It added that this decision comes at a time when the parliamentary committee that draws up laws is discussing amendments to improve the lives of people with disability.
“Apart from the fact that the austerity measures directed towards children and people with disability are in conflict with the spirit of the amendments being discussed by the committee, such measures can never be justified as budget reductions can be made from somewhere else,” it reiterated.
This decision is unacceptable to the members of the federation and it urged the government to reconsider its “erroneous” decision.
Breakdown of budget cuts
In a statement on 6 January, the Finance Ministry said the budget review will involve all ministries and departments, as well as government entities, and target reductions in the approved 2012 recurrent budgetary allocations which will, on aggregate, amount to 0.59 per cent of the GDP (€40 million).
The expected outcome is to result through savings resulting from restraints in recruitment (0.1 per cent of the GDP), overtime (0.04 per cent of the GDP), operational and maintenance expenditure (0.07 per cent of GDP), programmes and initiatives (0.21 per cent of GDP) and government entities (0.17 per cent of GDP). The cuts were undertaken according to instructions from the European Commissions.
Prior to the government statement, the Prime Minister had announced that ministers were giving up their honoraria in 2012 and 2013 as they are to lead by example.
While some questions regarding the budget cuts are being answered, many other concerns still need to be addressed.
A Parliamentary Question on the Social Policy Ministry’s cuts is expected to be answered tomorrow, while in the last week a number of other ministries began providing replies to questions made by Opposition Whip Joe Mizzi regarding from where cuts are being made.
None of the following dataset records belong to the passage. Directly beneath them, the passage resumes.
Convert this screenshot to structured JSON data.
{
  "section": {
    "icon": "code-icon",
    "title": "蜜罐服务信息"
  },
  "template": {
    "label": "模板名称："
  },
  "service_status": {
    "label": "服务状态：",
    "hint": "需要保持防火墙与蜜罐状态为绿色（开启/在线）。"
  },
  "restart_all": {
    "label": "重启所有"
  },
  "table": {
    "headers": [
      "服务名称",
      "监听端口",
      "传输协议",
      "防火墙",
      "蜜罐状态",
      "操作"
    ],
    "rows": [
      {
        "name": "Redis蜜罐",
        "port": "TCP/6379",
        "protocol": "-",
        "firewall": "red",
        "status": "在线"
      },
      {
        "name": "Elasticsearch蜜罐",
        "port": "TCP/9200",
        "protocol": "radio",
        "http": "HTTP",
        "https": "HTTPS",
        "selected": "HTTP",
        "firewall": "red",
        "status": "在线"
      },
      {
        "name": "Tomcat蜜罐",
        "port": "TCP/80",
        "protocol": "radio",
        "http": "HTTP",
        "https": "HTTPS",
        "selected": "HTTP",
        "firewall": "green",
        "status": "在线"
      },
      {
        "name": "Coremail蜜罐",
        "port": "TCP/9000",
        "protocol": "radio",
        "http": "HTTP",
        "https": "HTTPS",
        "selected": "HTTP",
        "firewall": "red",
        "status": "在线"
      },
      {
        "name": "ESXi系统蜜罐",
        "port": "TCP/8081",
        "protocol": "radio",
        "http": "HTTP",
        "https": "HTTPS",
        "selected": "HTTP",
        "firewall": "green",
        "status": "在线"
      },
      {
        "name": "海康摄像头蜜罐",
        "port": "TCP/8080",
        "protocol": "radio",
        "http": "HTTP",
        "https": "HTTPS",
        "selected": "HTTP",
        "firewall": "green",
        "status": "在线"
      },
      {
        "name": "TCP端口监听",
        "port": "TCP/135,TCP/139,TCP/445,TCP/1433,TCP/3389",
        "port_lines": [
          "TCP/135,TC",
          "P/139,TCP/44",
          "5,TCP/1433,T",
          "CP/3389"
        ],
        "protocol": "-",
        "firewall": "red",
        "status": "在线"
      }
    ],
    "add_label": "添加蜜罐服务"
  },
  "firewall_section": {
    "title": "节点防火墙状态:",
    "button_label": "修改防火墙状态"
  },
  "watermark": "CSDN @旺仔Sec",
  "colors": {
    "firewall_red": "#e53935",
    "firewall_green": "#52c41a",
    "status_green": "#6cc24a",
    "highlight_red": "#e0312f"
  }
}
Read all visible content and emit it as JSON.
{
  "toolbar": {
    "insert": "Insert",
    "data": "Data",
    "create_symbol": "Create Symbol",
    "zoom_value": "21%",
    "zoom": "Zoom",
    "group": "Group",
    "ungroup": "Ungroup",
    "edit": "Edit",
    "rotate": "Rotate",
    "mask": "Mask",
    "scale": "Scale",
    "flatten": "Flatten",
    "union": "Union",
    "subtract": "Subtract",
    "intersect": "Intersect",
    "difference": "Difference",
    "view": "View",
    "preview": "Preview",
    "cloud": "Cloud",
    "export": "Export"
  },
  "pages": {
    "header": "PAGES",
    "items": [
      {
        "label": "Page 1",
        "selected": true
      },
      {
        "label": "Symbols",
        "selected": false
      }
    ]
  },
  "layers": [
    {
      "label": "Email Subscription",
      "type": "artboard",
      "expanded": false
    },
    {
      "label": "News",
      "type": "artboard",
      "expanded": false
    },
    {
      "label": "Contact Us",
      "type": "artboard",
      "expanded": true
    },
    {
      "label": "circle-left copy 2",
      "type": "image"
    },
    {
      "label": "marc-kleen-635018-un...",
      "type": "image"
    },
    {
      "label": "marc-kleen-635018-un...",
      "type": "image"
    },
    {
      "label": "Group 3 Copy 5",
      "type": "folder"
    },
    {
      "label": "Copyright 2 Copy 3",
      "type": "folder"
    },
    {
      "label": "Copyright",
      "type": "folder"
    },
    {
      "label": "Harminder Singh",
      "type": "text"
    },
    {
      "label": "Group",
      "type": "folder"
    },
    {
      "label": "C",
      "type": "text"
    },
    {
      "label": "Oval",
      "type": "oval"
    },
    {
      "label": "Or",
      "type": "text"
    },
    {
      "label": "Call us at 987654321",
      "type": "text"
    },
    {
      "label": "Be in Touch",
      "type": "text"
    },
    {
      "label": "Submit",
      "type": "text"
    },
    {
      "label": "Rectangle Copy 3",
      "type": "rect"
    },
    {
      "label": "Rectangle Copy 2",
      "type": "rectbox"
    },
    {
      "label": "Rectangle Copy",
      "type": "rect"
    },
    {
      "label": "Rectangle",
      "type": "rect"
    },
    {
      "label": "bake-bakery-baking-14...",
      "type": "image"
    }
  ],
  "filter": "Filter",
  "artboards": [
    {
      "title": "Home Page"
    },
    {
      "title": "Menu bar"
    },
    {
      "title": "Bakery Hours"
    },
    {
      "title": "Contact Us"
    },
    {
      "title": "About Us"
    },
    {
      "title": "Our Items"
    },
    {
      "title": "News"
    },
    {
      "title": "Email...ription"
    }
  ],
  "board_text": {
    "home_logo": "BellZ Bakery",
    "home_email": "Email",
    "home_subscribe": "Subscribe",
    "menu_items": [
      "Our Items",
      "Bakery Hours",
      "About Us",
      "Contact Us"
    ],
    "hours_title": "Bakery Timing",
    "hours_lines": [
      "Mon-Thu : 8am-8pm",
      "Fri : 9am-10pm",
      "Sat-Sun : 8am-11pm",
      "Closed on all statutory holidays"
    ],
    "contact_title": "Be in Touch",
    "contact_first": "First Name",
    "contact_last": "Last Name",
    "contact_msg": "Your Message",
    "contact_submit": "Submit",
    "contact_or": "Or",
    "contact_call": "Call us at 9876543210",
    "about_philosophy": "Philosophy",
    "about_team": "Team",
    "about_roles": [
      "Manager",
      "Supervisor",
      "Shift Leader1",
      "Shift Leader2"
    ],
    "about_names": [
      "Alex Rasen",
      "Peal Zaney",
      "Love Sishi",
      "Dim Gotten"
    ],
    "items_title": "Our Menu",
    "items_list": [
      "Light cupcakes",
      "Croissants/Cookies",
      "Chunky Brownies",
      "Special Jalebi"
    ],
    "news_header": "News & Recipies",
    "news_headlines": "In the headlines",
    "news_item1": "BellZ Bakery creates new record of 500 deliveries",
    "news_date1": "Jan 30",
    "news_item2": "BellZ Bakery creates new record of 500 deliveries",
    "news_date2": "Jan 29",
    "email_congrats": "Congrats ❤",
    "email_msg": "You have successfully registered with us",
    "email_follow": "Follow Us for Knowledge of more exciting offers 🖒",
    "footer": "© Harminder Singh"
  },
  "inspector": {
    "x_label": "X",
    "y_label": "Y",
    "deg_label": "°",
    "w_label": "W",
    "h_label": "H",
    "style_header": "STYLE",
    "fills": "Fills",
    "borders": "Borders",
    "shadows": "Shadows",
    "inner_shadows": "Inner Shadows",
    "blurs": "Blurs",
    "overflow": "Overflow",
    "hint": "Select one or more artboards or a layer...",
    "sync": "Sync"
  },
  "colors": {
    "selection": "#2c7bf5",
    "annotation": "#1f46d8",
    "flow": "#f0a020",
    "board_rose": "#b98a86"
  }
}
Replies tabled show, among others, that the Health Ministry’s budget will be cut by €8.5 million. The Home Affairs Ministry’s cut will amount to nearly €3 million and the Infrastructure, Transport and Communications Ministry is making a cut of €0.8 million. The Office of the Prime Minister has not yet given a reply, but the Foreign Affairs Ministry will see a €0.7 million reduction.
More questions need to be answered on health ministry’s cuts – Labour Party
Addressing a press conference on Thursday, the Labour Party’s spokesperson for Health, Marie-Louise Coleiro Preca, questioned the decision to reduce the Health Ministry’s budget by €8.5 million, asking the government to provide details on what exactly will be affected. In its reply, the government said that its spending on health still remained higher than it was in 2011.
The €8.5 million cut was revealed through a parliamentary question and answered on Tuesday. The question showed that the cuts included a €3.1 million reduction in personal emoluments, a €1.6 million cut in programmes and initiatives and a reduction of nearly €2 million in the contribution to government entities falling under the Health Ministry’s remit.
Dr Coleiro Preca insisted that a further explanation was necessary, as these figures alone did not indicate what would be affected.
She noted that the €3.1 million reduction in salaries came at a time when staff shortages in the health sector were already a problem, including a shortfall of 600 nurses. She questioned whether the government would slow down its recruitment of nurses as a result, for instance.
Moreover, she pointed out, the salaries of care workers were based on an order dating back to 1977, and had become alarmingly low.
As for programmes and initiatives, Dr Coleiro Preca once again wondered what would be cut as these covered numerous issues, such as the provision of medicines, homes for the elderly and primary healthcare.
She added that most of the Ministry’s contribution to government entities goes to Mount Carmel Hospital, and pointed out that the hospital, which accommodated hundreds of patients, was in a far from ideal state.